What is needed
All of the records below must be reproduced exactly, minus any pictures.

(Items from an interface collection)

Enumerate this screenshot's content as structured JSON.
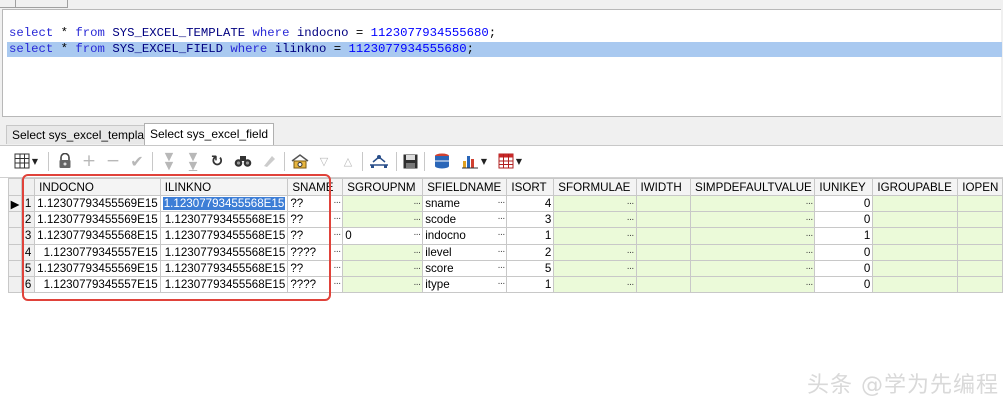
{
  "editor": {
    "lines": [
      {
        "kw1": "select",
        "star": " * ",
        "kw2": "from",
        "table": " SYS_EXCEL_TEMPLATE ",
        "kw3": "where",
        "col": " indocno ",
        "op": "=",
        "val": " 1123077934555680",
        "end": ";"
      },
      {
        "kw1": "select",
        "star": " * ",
        "kw2": "from",
        "table": " SYS_EXCEL_FIELD ",
        "kw3": "where",
        "col": " ilinkno ",
        "op": "=",
        "val": " 1123077934555680",
        "end": ";"
      }
    ]
  },
  "result_tabs": [
    {
      "label": "Select sys_excel_template"
    },
    {
      "label": "Select sys_excel_field"
    }
  ],
  "toolbar": {
    "icons": [
      "grid-view-icon",
      "lock-icon",
      "add-record-icon",
      "delete-record-icon",
      "post-edit-icon",
      "fetch-next-icon",
      "fetch-last-icon",
      "refresh-icon",
      "find-icon",
      "clear-icon",
      "query-by-example-icon",
      "filter-icon",
      "sort-icon",
      "link-icon",
      "save-icon",
      "export-icon",
      "chart-icon",
      "table-options-icon"
    ]
  },
  "grid": {
    "columns": [
      "INDOCNO",
      "ILINKNO",
      "SNAME",
      "SGROUPNM",
      "SFIELDNAME",
      "ISORT",
      "SFORMULAE",
      "IWIDTH",
      "SIMPDEFAULTVALUE",
      "IUNIKEY",
      "IGROUPABLE",
      "IOPEN"
    ],
    "rows": [
      {
        "n": "1",
        "marker": "▶",
        "indocno": "1.12307793455569E15",
        "ilinkno": "1.12307793455568E15",
        "sname": "??",
        "sgroupnm": "",
        "sfieldname": "sname",
        "isort": "4",
        "iunikey": "0"
      },
      {
        "n": "2",
        "marker": "",
        "indocno": "1.12307793455569E15",
        "ilinkno": "1.12307793455568E15",
        "sname": "??",
        "sgroupnm": "",
        "sfieldname": "scode",
        "isort": "3",
        "iunikey": "0"
      },
      {
        "n": "3",
        "marker": "",
        "indocno": "1.12307793455568E15",
        "ilinkno": "1.12307793455568E15",
        "sname": "??",
        "sgroupnm": "0",
        "sfieldname": "indocno",
        "isort": "1",
        "iunikey": "1"
      },
      {
        "n": "4",
        "marker": "",
        "indocno": "1.1230779345557E15",
        "ilinkno": "1.12307793455568E15",
        "sname": "????",
        "sgroupnm": "",
        "sfieldname": "ilevel",
        "isort": "2",
        "iunikey": "0"
      },
      {
        "n": "5",
        "marker": "",
        "indocno": "1.12307793455569E15",
        "ilinkno": "1.12307793455568E15",
        "sname": "??",
        "sgroupnm": "",
        "sfieldname": "score",
        "isort": "5",
        "iunikey": "0"
      },
      {
        "n": "6",
        "marker": "",
        "indocno": "1.1230779345557E15",
        "ilinkno": "1.12307793455568E15",
        "sname": "????",
        "sgroupnm": "",
        "sfieldname": "itype",
        "isort": "1",
        "iunikey": "0"
      }
    ],
    "ellipsis": "···"
  },
  "watermark": "头条 @学为先编程",
  "colors": {
    "annotation": "#e0423a",
    "selection": "#3d7ed6",
    "row_tint": "#ebfad9",
    "keyword": "#2929d6"
  }
}
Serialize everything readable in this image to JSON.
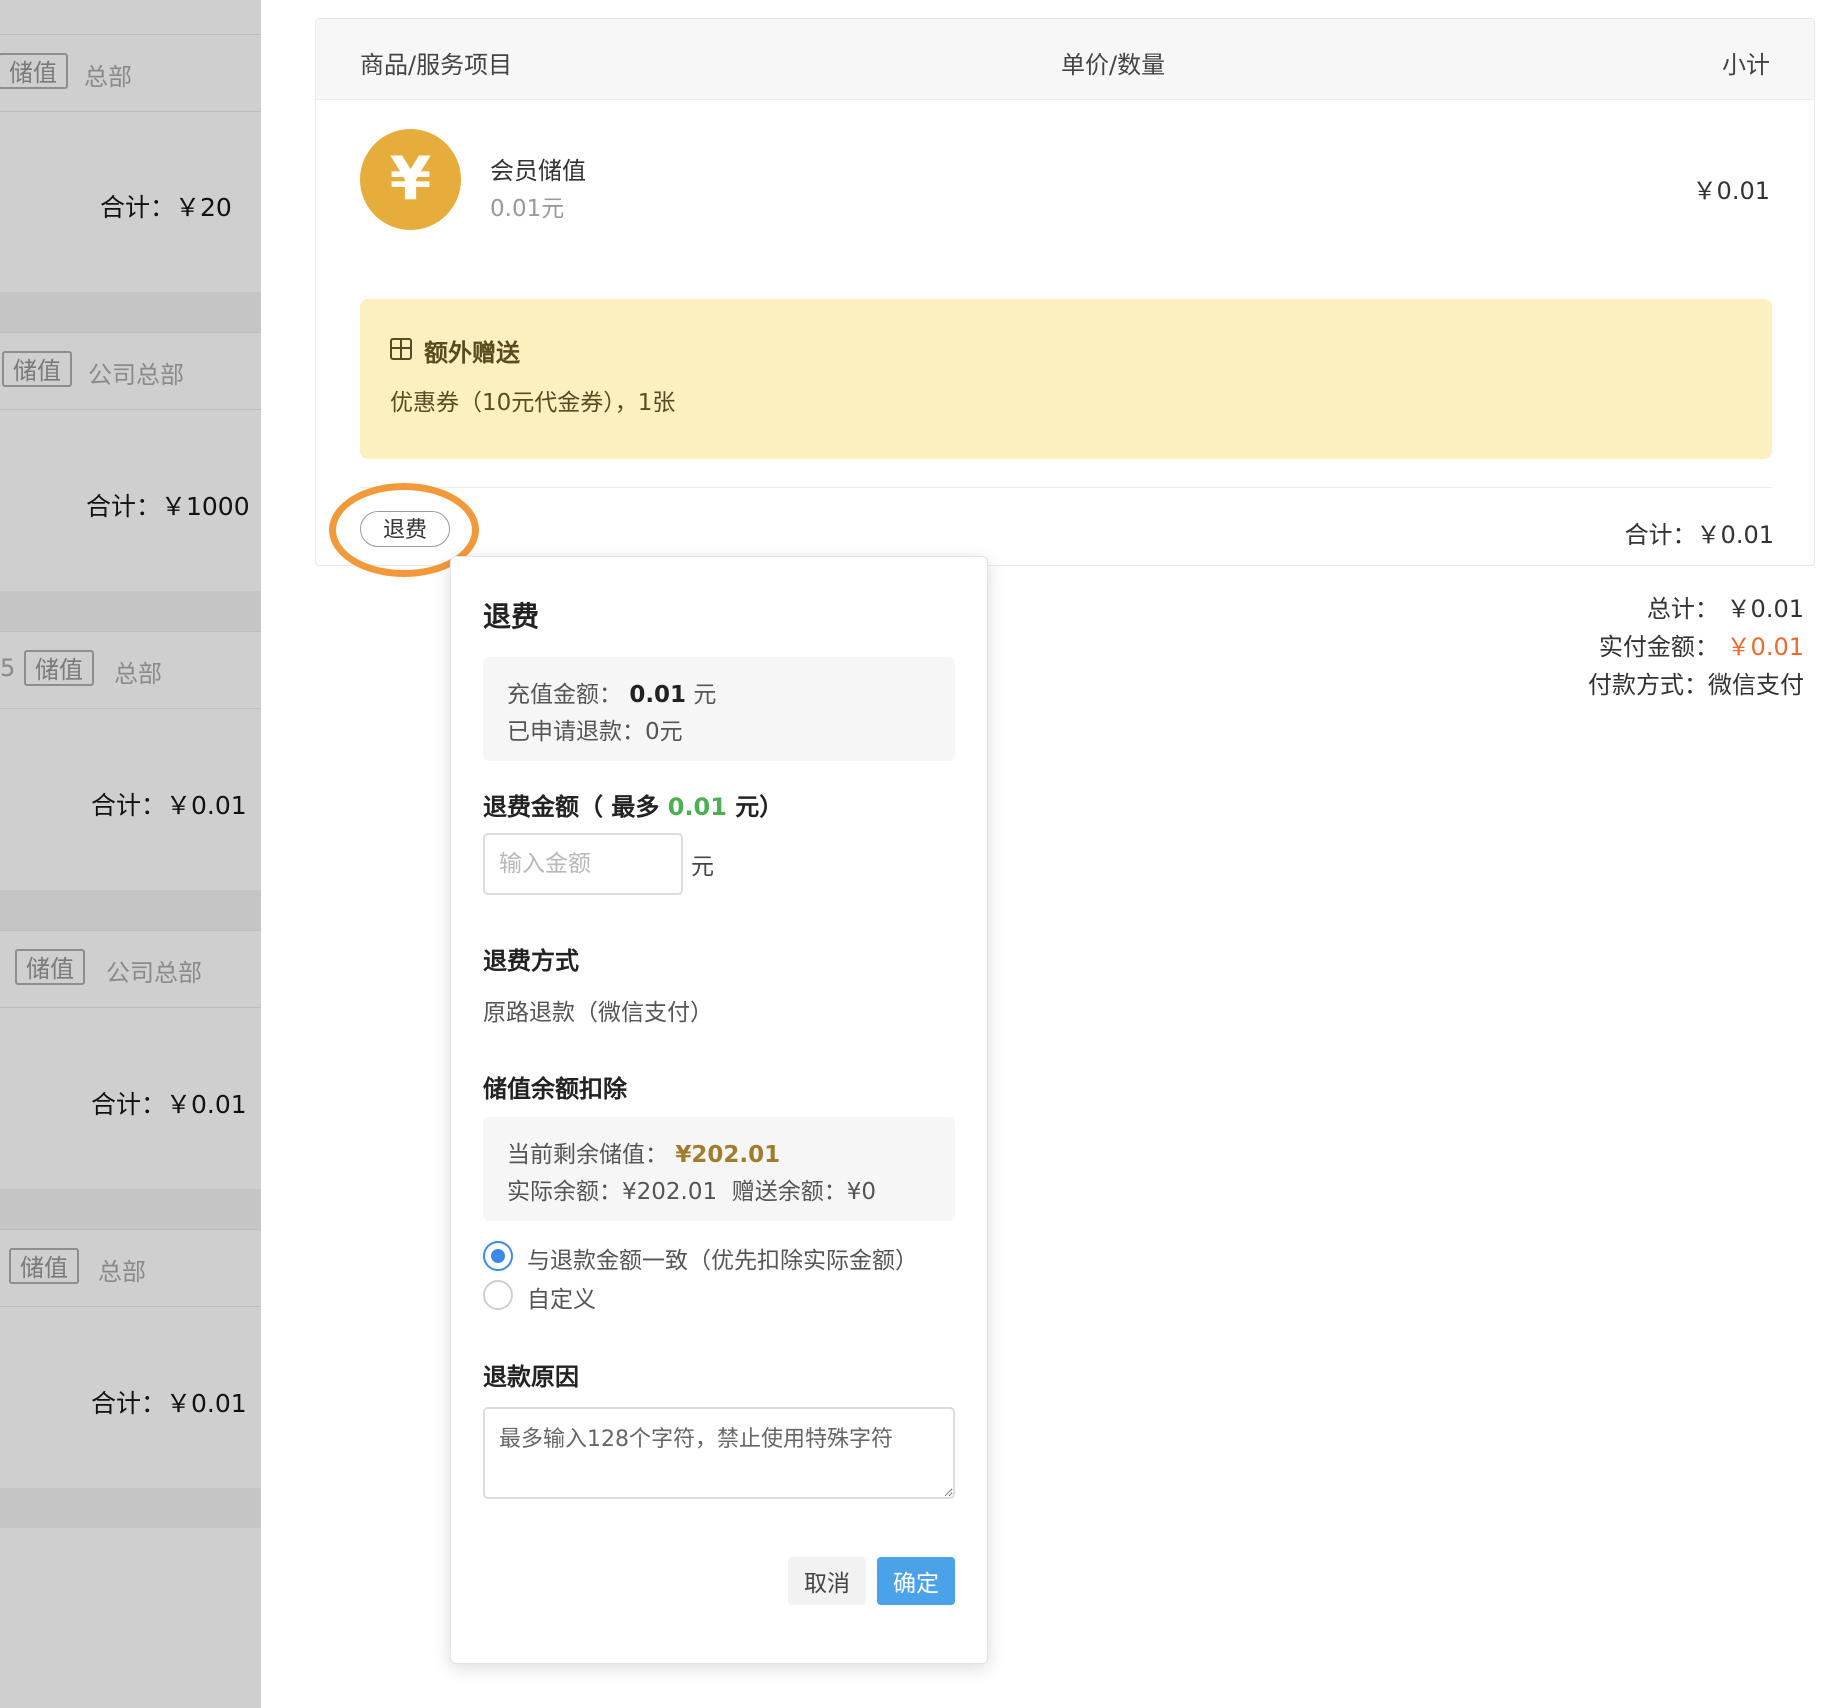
{
  "left_list": {
    "blocks": [
      {
        "edge": "",
        "tag": "储值",
        "org": "总部",
        "total": "合计：￥20"
      },
      {
        "edge": "",
        "tag": "储值",
        "org": "公司总部",
        "total": "合计：￥1000"
      },
      {
        "edge": "5",
        "tag": "储值",
        "org": "总部",
        "total": "合计：￥0.01"
      },
      {
        "edge": "",
        "tag": "储值",
        "org": "公司总部",
        "total": "合计：￥0.01"
      },
      {
        "edge": "",
        "tag": "储值",
        "org": "总部",
        "total": "合计：￥0.01"
      }
    ]
  },
  "order": {
    "headers": {
      "item": "商品/服务项目",
      "price_qty": "单价/数量",
      "subtotal": "小计"
    },
    "item": {
      "icon_symbol": "¥",
      "name": "会员储值",
      "price": "0.01元",
      "subtotal": "￥0.01"
    },
    "gift": {
      "title": "额外赠送",
      "desc": "优惠券（10元代金券），1张"
    },
    "refund_button": "退费",
    "total": "合计：￥0.01"
  },
  "summary": {
    "total_label": "总计：",
    "total_value": "￥0.01",
    "paid_label": "实付金额：",
    "paid_value": "￥0.01",
    "method_label": "付款方式：",
    "method_value": "微信支付"
  },
  "popover": {
    "title": "退费",
    "recharge_label": "充值金额：",
    "recharge_value": "0.01",
    "recharge_unit": "元",
    "applied_label": "已申请退款：",
    "applied_value": "0元",
    "amount_label_pre": "退费金额（ 最多",
    "amount_max": "0.01",
    "amount_label_post": "元）",
    "amount_placeholder": "输入金额",
    "amount_unit": "元",
    "method_label": "退费方式",
    "method_value": "原路退款（微信支付）",
    "deduct_label": "储值余额扣除",
    "balance_label": "当前剩余储值：",
    "balance_value": "¥202.01",
    "actual_balance": "实际余额：¥202.01",
    "gift_balance": "赠送余额：¥0",
    "radio_options": [
      "与退款金额一致（优先扣除实际金额）",
      "自定义"
    ],
    "reason_label": "退款原因",
    "reason_placeholder": "最多输入128个字符，禁止使用特殊字符",
    "cancel": "取消",
    "confirm": "确定"
  },
  "colors": {
    "accent": "#4aa3e8",
    "coin": "#e6ad3c",
    "highlight": "#f29a3a",
    "paid": "#ef6a2d",
    "gift_bg": "#fcefc0"
  }
}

Solution for this exercise
Enumerate this screenshot's content as structured JSON.
{
  "editor": {
    "lines": [
      {
        "kw1": "select",
        "star": " * ",
        "kw2": "from",
        "table": " SYS_EXCEL_TEMPLATE ",
        "kw3": "where",
        "col": " indocno ",
        "op": "=",
        "val": " 1123077934555680",
        "end": ";"
      },
      {
        "kw1": "select",
        "star": " * ",
        "kw2": "from",
        "table": " SYS_EXCEL_FIELD ",
        "kw3": "where",
        "col": " ilinkno ",
        "op": "=",
        "val": " 1123077934555680",
        "end": ";"
      }
    ]
  },
  "result_tabs": [
    {
      "label": "Select sys_excel_template"
    },
    {
      "label": "Select sys_excel_field"
    }
  ],
  "toolbar": {
    "icons": [
      "grid-view-icon",
      "lock-icon",
      "add-record-icon",
      "delete-record-icon",
      "post-edit-icon",
      "fetch-next-icon",
      "fetch-last-icon",
      "refresh-icon",
      "find-icon",
      "clear-icon",
      "query-by-example-icon",
      "filter-icon",
      "sort-icon",
      "link-icon",
      "save-icon",
      "export-icon",
      "chart-icon",
      "table-options-icon"
    ]
  },
  "grid": {
    "columns": [
      "INDOCNO",
      "ILINKNO",
      "SNAME",
      "SGROUPNM",
      "SFIELDNAME",
      "ISORT",
      "SFORMULAE",
      "IWIDTH",
      "SIMPDEFAULTVALUE",
      "IUNIKEY",
      "IGROUPABLE",
      "IOPEN"
    ],
    "rows": [
      {
        "n": "1",
        "marker": "▶",
        "indocno": "1.12307793455569E15",
        "ilinkno": "1.12307793455568E15",
        "sname": "??",
        "sgroupnm": "",
        "sfieldname": "sname",
        "isort": "4",
        "iunikey": "0"
      },
      {
        "n": "2",
        "marker": "",
        "indocno": "1.12307793455569E15",
        "ilinkno": "1.12307793455568E15",
        "sname": "??",
        "sgroupnm": "",
        "sfieldname": "scode",
        "isort": "3",
        "iunikey": "0"
      },
      {
        "n": "3",
        "marker": "",
        "indocno": "1.12307793455568E15",
        "ilinkno": "1.12307793455568E15",
        "sname": "??",
        "sgroupnm": "0",
        "sfieldname": "indocno",
        "isort": "1",
        "iunikey": "1"
      },
      {
        "n": "4",
        "marker": "",
        "indocno": "1.1230779345557E15",
        "ilinkno": "1.12307793455568E15",
        "sname": "????",
        "sgroupnm": "",
        "sfieldname": "ilevel",
        "isort": "2",
        "iunikey": "0"
      },
      {
        "n": "5",
        "marker": "",
        "indocno": "1.12307793455569E15",
        "ilinkno": "1.12307793455568E15",
        "sname": "??",
        "sgroupnm": "",
        "sfieldname": "score",
        "isort": "5",
        "iunikey": "0"
      },
      {
        "n": "6",
        "marker": "",
        "indocno": "1.1230779345557E15",
        "ilinkno": "1.12307793455568E15",
        "sname": "????",
        "sgroupnm": "",
        "sfieldname": "itype",
        "isort": "1",
        "iunikey": "0"
      }
    ],
    "ellipsis": "···"
  },
  "watermark": "头条 @学为先编程",
  "colors": {
    "annotation": "#e0423a",
    "selection": "#3d7ed6",
    "row_tint": "#ebfad9",
    "keyword": "#2929d6"
  }
}
Serialize everything readable in this image to JSON.
{
  "left_list": {
    "blocks": [
      {
        "edge": "",
        "tag": "储值",
        "org": "总部",
        "total": "合计：￥20"
      },
      {
        "edge": "",
        "tag": "储值",
        "org": "公司总部",
        "total": "合计：￥1000"
      },
      {
        "edge": "5",
        "tag": "储值",
        "org": "总部",
        "total": "合计：￥0.01"
      },
      {
        "edge": "",
        "tag": "储值",
        "org": "公司总部",
        "total": "合计：￥0.01"
      },
      {
        "edge": "",
        "tag": "储值",
        "org": "总部",
        "total": "合计：￥0.01"
      }
    ]
  },
  "order": {
    "headers": {
      "item": "商品/服务项目",
      "price_qty": "单价/数量",
      "subtotal": "小计"
    },
    "item": {
      "icon_symbol": "¥",
      "name": "会员储值",
      "price": "0.01元",
      "subtotal": "￥0.01"
    },
    "gift": {
      "title": "额外赠送",
      "desc": "优惠券（10元代金券），1张"
    },
    "refund_button": "退费",
    "total": "合计：￥0.01"
  },
  "summary": {
    "total_label": "总计：",
    "total_value": "￥0.01",
    "paid_label": "实付金额：",
    "paid_value": "￥0.01",
    "method_label": "付款方式：",
    "method_value": "微信支付"
  },
  "popover": {
    "title": "退费",
    "recharge_label": "充值金额：",
    "recharge_value": "0.01",
    "recharge_unit": "元",
    "applied_label": "已申请退款：",
    "applied_value": "0元",
    "amount_label_pre": "退费金额（ 最多",
    "amount_max": "0.01",
    "amount_label_post": "元）",
    "amount_placeholder": "输入金额",
    "amount_unit": "元",
    "method_label": "退费方式",
    "method_value": "原路退款（微信支付）",
    "deduct_label": "储值余额扣除",
    "balance_label": "当前剩余储值：",
    "balance_value": "¥202.01",
    "actual_balance": "实际余额：¥202.01",
    "gift_balance": "赠送余额：¥0",
    "radio_options": [
      "与退款金额一致（优先扣除实际金额）",
      "自定义"
    ],
    "reason_label": "退款原因",
    "reason_placeholder": "最多输入128个字符，禁止使用特殊字符",
    "cancel": "取消",
    "confirm": "确定"
  },
  "colors": {
    "accent": "#4aa3e8",
    "coin": "#e6ad3c",
    "highlight": "#f29a3a",
    "paid": "#ef6a2d",
    "gift_bg": "#fcefc0"
  }
}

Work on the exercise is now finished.